Conservatives can (and almost certainly will) ignore this, but that doesn’t change the fact that America is and was intended to be a secular republic, not a Christian theocracy. If the myth of America as a Christian nation endures among conservatives, it’s because people like Ben Carson repeat it endlessly without evidence and for political purposes.
The comet lander Philae has awakened from a seven-month hibernation and managed to communicate with Earth for more than a minute, the European Space Agency (ESA) said Sunday.
The probe became the first spacecraft to land on a comet when it touched down on the icy surface of 67P/Churyumov-Gerasimenko last November. Shortly after its historic landing, Philae managed to conduct several experiments and send data to Earth for about 60 hours before its batteries depleted and it was forced into hibernation.
The German Aerospace Center, which operates Philae, said that the probe resumed communication at 10:28 p.m. (2028 GMT; 4:28 p.m. EDT) on Saturday, sending about 300 packages of data to Earth via its mother ship Rosetta, which is orbiting the comet.
The Terminator Apocalypse might be a little further off than originally feared.
Some people (me) dread the day that we see the robots take over, given the great improvements in robotics in recent years.
However a video (below) produced by the Institute of Electrical and Electronics Engineers’ Spectrum magazine and re-cut by RT, suggests that maybe we don’t have too much to fear yet.
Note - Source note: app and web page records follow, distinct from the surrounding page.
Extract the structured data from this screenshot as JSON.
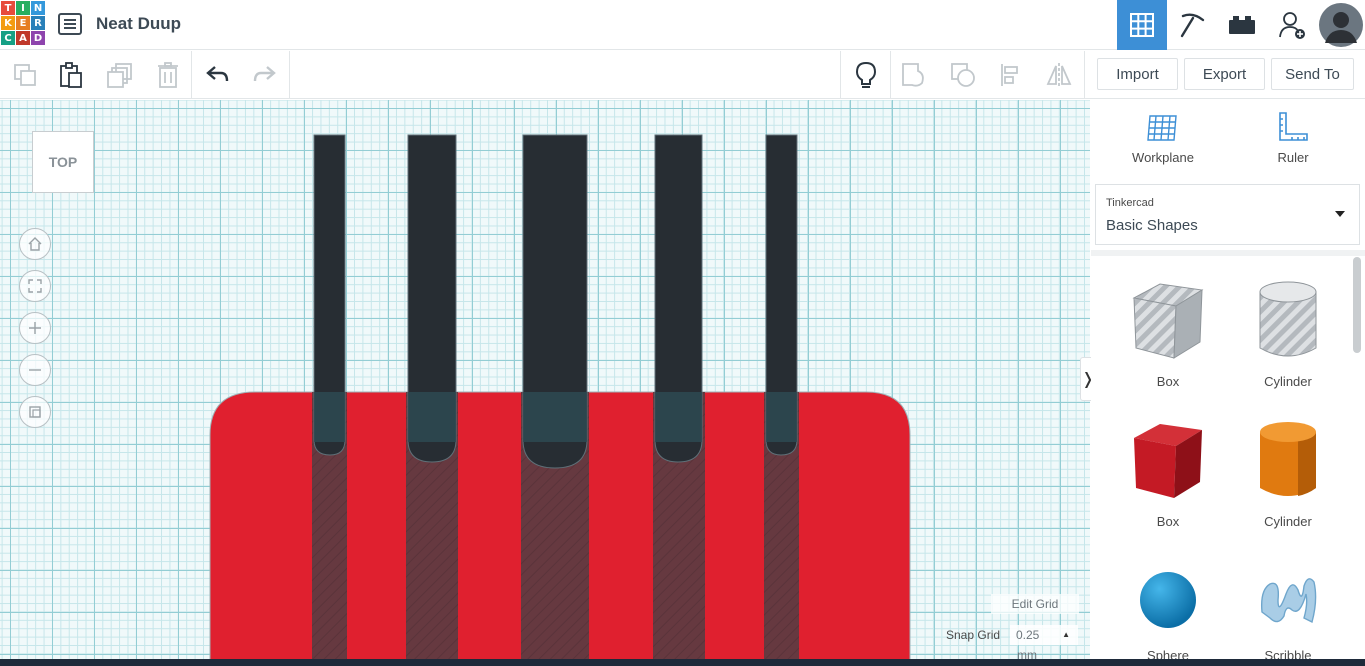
{
  "app": {
    "logo_letters": [
      "T",
      "I",
      "N",
      "K",
      "E",
      "R",
      "C",
      "A",
      "D"
    ],
    "logo_colors": [
      "#e74c3c",
      "#27ae60",
      "#3498db",
      "#f39c12",
      "#e67e22",
      "#2980b9",
      "#16a085",
      "#c0392b",
      "#8e44ad"
    ],
    "design_title": "Neat Duup"
  },
  "header_views": [
    {
      "name": "3d-design-view",
      "icon": "grid-icon",
      "active": true
    },
    {
      "name": "build-view",
      "icon": "pickaxe-icon",
      "active": false
    },
    {
      "name": "bricks-view",
      "icon": "brick-icon",
      "active": false
    },
    {
      "name": "add-user",
      "icon": "add-user-icon",
      "active": false
    },
    {
      "name": "profile",
      "icon": "avatar",
      "active": false
    }
  ],
  "toolbar": {
    "import_label": "Import",
    "export_label": "Export",
    "send_to_label": "Send To"
  },
  "canvas": {
    "view_cube_label": "TOP",
    "edit_grid_label": "Edit Grid",
    "snap_grid_label": "Snap Grid",
    "snap_grid_value": "0.25",
    "snap_grid_unit": "mm"
  },
  "panel": {
    "workplane_label": "Workplane",
    "ruler_label": "Ruler",
    "library_provider": "Tinkercad",
    "library_name": "Basic Shapes",
    "shapes": [
      {
        "label": "Box",
        "kind": "box-hole"
      },
      {
        "label": "Cylinder",
        "kind": "cylinder-hole"
      },
      {
        "label": "Box",
        "kind": "box"
      },
      {
        "label": "Cylinder",
        "kind": "cylinder"
      },
      {
        "label": "Sphere",
        "kind": "sphere"
      },
      {
        "label": "Scribble",
        "kind": "scribble"
      }
    ]
  },
  "colors": {
    "accent": "#3d8fd6",
    "red_shape": "#e0202f",
    "dark_shape": "#272d33",
    "hole_overlap": "#663940"
  }
}
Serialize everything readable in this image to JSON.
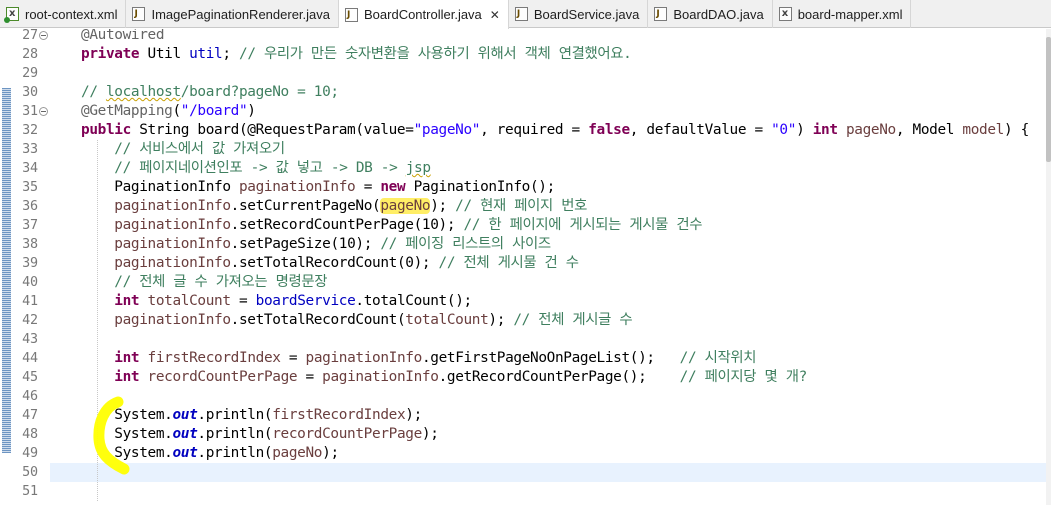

The video shows the robots malfunctioning (hilariously) during a dress rehearsal last Thursday ahead of the The U.S. Defense Advanced Research Projects Agency’s Robotics Challenge which was held over the weekend.
DARPA launched the Robotics Challenge in 2012 following the 2011 Fukushima nuclear disaster in Japan. The aim was to spur the development of robots that can respond to natural and man-made disasters by entering areas that are too dangerous for humans.
I need your clothes, your boots, and your motorcycle. Also a functioning sense of balance:
An impact crater containing deposits of glass could hold clues for understanding life on Mars. Discovered by NASA’s Mars Reconnaissance Orbiter, the glass is believed to be the byproduct of the intense heat generated by a violent impact.
Glass in and of itself isn’t necessarily indicative of life, however in 2014, researchers discovered evidence of organic plant life entombed in glass found in Argentina from millions of years ago. Researchers hope that the same could hold true for Mars: that glass deposits hold important biosignatures of ancient Martian life.
The researchers’ analysis suggests glass deposits are relatively common impact features on Mars. These areas could be targets for future exploration as our robotic scientific explorers pave the way on the journey to manned mission to Mars in the 2030s.
Conveniently, one of the glass-containing craters is located within close proximity to the Nili Fossae trough, which has already been identified as a possible landing site for NASA’s Mars 2020 rover mission. The mission aims to collect soil and rock samples that could potentially be returned to Earth and analyzed and hopefully not unleash a hellish space-plague.